Jim Crikket: For someone who’s been looking at things in such a balanced manner, I think you finally let your Yankee bias shine through, YF. There frankly isn’t a single Yankee in the bottom third of their order that I would take over his counterpart on the Twins side. Kubel has certainly earned his drop in the order to #7, but I’d still take him over whichever DH the Yankees trot out there. Granderson hasn’t hit lefthanded pitcing since before he left the Tigers (and isn’t hitting righties particularly well either this season), and Gardner, after getting off to a decent start to his year, has not really hit well since the All Star break.

Danny Valencia

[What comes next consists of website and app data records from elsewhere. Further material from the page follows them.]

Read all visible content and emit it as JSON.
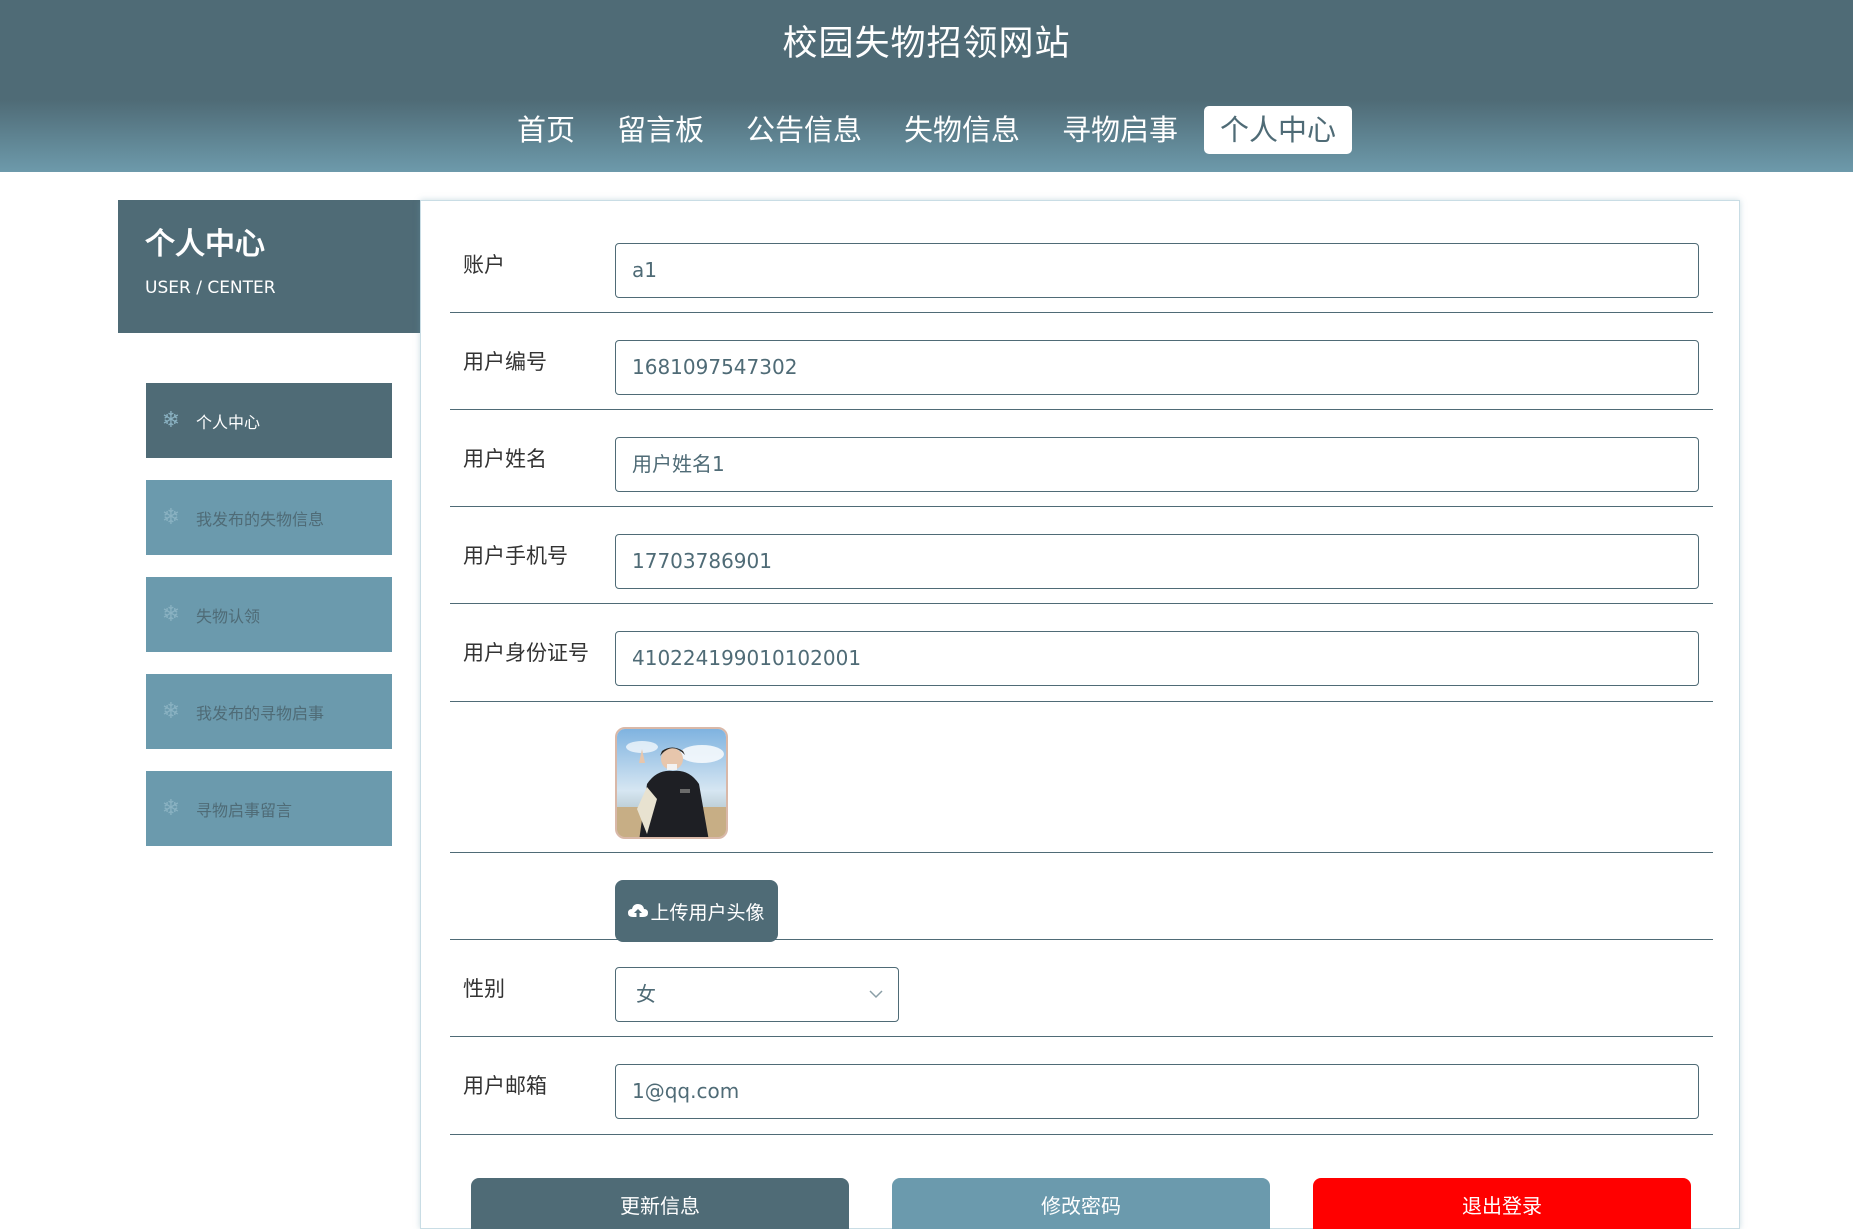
{
  "header": {
    "title": "校园失物招领网站",
    "nav": [
      "首页",
      "留言板",
      "公告信息",
      "失物信息",
      "寻物启事",
      "个人中心"
    ],
    "active_nav": "个人中心"
  },
  "sidebar": {
    "title": "个人中心",
    "subtitle": "USER / CENTER",
    "items": [
      {
        "label": "个人中心",
        "icon": "snowflake-icon"
      },
      {
        "label": "我发布的失物信息",
        "icon": "snowflake-icon"
      },
      {
        "label": "失物认领",
        "icon": "snowflake-icon"
      },
      {
        "label": "我发布的寻物启事",
        "icon": "snowflake-icon"
      },
      {
        "label": "寻物启事留言",
        "icon": "snowflake-icon"
      }
    ]
  },
  "form": {
    "account": {
      "label": "账户",
      "value": "a1"
    },
    "user_no": {
      "label": "用户编号",
      "value": "1681097547302"
    },
    "user_name": {
      "label": "用户姓名",
      "value": "用户姓名1"
    },
    "phone": {
      "label": "用户手机号",
      "value": "17703786901"
    },
    "id_card": {
      "label": "用户身份证号",
      "value": "410224199010102001"
    },
    "upload_label": "上传用户头像",
    "gender": {
      "label": "性别",
      "value": "女"
    },
    "email": {
      "label": "用户邮箱",
      "value": "1@qq.com"
    }
  },
  "actions": {
    "update": "更新信息",
    "change_password": "修改密码",
    "logout": "退出登录"
  },
  "colors": {
    "primary": "#4f6b76",
    "secondary": "#6b9aad",
    "danger": "#ff0000"
  }
}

Danny Valencia is probably the best hitter of the six guys in the bottom of these orders and JJ Hardy has put up an OPS of nearly .800 over the last month of the season. A case could be made that Valencia and Hardy have been producing better than Span and Hudson.

So, YF… after all of this analysis, how do you see this series going? Another 3-game sweep for the Evil Empire?

Yankee Fan: With hitting being the deciding factor, I do think the Yankees will prevail once again.  I think the Twins can outhit the Yankees, just not over a 5 game series.  If the Yankees want to win, they need game 1, and hope to outslug the Twins in games 2-4.  Sorry, I know I am a guest to this blog, but I think the Yankees have too many good hitters against contact pitchers. Prediction: Yankees in 4.

Jim Crikket: This is not the same roll-over-and-find-a-way-to-lose Twins team the Yankees have casually discarded in years past. They have deeper pitching, a more balanced offensive line up and a defense that is at least comparable to the Yankees… and they get to begin and end (if necessary) this series in Target Field. I honestly believe the Yankees tanked on purpose to get the Wild Card and this match up with the Twins, rather than face Cliff Lee and the Rangers in a short series… and they’re going to regret having done so.  Prediction: the Twins in 5 games… and if Gardy’s boys can beat Captain Cheeseburger in Game 1, get out the brooms!